Page and application data records:
++++++++++

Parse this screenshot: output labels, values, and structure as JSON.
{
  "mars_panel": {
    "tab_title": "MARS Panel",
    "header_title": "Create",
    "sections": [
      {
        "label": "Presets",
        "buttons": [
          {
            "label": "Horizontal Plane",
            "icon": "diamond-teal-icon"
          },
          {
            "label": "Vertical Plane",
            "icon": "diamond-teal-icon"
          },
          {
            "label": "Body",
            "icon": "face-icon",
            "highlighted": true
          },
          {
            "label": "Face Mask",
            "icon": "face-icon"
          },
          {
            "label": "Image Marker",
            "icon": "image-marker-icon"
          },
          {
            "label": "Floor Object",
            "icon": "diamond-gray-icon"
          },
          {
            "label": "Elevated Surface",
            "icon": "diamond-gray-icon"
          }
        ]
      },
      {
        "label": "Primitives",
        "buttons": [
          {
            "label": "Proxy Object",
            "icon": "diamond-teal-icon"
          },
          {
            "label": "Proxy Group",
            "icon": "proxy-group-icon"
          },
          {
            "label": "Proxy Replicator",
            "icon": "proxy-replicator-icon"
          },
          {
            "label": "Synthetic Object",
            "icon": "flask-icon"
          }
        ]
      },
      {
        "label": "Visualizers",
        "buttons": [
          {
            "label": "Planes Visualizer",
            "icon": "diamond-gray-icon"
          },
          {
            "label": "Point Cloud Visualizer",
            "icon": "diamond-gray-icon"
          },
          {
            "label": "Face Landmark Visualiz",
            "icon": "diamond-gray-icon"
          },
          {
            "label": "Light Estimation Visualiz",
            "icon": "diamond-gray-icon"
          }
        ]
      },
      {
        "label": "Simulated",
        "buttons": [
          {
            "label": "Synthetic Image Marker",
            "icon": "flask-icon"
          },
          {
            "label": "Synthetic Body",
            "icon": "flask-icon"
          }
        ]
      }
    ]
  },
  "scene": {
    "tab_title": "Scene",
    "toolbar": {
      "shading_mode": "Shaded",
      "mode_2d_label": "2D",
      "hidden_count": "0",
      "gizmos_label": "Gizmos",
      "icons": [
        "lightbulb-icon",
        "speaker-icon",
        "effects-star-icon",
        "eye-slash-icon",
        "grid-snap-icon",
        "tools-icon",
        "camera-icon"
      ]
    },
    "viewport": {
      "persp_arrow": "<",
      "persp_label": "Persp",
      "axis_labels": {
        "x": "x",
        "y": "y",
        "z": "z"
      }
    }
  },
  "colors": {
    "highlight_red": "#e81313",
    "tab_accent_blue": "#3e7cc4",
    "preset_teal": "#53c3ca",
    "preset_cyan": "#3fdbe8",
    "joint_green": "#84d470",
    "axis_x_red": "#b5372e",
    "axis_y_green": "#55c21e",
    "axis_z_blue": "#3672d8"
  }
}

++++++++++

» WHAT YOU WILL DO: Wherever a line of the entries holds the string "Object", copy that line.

» SOLUTION TO THE EXERCISE:
            "label": "Floor Object",
            "label": "Proxy Object",
            "label": "Synthetic Object",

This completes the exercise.